▶ [How to complete this task]: When a line of the records below contains the string "Output", copy that whole line.

▶ [Supplied material]:
-.-.-

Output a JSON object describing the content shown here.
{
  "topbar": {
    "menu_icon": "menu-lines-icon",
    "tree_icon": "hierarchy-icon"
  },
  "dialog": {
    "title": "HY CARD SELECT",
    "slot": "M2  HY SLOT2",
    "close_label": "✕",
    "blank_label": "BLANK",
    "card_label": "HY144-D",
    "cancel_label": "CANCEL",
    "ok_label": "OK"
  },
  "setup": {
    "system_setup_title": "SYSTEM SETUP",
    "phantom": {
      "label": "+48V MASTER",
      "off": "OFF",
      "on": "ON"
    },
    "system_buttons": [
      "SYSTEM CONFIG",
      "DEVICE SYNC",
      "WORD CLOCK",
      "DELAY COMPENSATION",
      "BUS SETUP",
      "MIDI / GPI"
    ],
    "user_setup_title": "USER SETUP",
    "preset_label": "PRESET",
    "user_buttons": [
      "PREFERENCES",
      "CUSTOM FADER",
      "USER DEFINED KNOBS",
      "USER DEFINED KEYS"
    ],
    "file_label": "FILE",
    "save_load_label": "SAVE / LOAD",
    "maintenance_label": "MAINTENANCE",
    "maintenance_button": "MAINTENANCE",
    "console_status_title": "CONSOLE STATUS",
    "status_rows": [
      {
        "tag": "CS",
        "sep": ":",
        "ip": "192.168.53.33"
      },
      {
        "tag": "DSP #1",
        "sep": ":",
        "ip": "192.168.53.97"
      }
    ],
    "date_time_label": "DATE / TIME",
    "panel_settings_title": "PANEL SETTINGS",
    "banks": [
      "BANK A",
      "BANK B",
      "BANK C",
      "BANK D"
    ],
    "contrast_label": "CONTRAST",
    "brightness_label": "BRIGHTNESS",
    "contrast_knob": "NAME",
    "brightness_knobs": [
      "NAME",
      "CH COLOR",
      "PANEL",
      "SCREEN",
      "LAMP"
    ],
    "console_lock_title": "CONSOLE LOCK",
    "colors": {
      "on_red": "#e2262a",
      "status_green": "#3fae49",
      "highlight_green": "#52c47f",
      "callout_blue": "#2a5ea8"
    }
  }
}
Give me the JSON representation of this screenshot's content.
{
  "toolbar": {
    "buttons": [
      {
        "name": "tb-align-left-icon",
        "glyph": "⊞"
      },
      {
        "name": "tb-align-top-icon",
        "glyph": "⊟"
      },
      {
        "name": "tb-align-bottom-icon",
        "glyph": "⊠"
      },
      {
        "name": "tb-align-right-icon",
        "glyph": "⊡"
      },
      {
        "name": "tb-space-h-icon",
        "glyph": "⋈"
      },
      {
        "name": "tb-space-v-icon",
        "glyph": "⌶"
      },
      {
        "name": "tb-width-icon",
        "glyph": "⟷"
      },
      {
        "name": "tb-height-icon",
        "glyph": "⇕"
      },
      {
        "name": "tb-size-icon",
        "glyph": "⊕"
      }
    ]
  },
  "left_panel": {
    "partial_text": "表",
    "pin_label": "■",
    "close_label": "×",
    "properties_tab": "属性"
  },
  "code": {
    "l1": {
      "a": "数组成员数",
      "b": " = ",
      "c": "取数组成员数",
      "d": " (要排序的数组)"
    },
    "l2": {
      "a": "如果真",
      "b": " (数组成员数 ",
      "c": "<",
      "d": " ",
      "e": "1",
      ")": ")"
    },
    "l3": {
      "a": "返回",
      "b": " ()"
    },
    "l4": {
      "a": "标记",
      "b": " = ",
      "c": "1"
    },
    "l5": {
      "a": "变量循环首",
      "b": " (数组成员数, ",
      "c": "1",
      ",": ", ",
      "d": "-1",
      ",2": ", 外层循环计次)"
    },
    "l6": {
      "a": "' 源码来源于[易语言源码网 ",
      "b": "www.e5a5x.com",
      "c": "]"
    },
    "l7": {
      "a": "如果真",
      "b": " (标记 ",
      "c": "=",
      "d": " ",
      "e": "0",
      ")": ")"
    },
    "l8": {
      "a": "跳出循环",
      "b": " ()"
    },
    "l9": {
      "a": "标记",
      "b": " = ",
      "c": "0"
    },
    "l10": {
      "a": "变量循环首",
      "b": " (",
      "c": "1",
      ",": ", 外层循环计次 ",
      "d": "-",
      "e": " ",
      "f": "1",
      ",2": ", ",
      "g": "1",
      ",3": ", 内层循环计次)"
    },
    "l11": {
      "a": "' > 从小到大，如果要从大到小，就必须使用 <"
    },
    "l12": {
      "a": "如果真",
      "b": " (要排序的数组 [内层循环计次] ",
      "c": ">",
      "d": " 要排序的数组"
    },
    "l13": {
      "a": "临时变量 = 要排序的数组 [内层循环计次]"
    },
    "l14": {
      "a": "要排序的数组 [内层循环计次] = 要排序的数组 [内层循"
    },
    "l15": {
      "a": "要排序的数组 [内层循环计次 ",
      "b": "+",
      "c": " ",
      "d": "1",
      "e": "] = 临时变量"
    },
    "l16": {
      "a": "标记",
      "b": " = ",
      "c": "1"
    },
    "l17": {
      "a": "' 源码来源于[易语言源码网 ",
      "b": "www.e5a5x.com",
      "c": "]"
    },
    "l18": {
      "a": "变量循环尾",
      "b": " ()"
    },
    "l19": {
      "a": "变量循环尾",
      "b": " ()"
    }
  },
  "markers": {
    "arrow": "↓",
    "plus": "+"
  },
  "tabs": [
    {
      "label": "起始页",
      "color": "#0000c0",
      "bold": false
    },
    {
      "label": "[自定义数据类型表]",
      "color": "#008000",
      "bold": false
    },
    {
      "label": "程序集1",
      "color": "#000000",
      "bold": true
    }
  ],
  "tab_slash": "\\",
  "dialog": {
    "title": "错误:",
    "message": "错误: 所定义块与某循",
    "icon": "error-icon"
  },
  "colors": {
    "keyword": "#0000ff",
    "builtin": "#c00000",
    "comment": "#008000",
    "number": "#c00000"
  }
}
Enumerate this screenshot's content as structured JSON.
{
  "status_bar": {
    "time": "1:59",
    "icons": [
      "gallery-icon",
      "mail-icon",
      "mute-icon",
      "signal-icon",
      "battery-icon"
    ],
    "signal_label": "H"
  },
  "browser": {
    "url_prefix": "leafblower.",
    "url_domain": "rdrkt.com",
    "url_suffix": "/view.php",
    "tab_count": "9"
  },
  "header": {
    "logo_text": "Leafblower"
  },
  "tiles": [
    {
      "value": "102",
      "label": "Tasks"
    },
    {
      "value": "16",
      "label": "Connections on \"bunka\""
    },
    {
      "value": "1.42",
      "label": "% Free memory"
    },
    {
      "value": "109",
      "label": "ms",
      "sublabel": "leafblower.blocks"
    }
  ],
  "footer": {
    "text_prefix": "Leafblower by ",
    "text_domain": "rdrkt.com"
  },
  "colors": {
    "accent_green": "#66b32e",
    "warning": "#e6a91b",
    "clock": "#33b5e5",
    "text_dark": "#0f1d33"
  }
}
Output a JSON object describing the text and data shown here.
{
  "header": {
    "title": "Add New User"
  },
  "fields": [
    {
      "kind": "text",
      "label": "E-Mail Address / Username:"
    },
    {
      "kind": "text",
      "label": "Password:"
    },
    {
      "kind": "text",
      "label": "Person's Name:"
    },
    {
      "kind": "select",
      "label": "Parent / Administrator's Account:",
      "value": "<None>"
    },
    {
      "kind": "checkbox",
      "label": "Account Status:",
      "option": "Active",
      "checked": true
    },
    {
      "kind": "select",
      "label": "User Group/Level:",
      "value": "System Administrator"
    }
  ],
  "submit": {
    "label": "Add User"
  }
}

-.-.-

▶ [Answer section]:
Output a JSON object describing the content shown here.
Output a JSON object describing the text and data shown here.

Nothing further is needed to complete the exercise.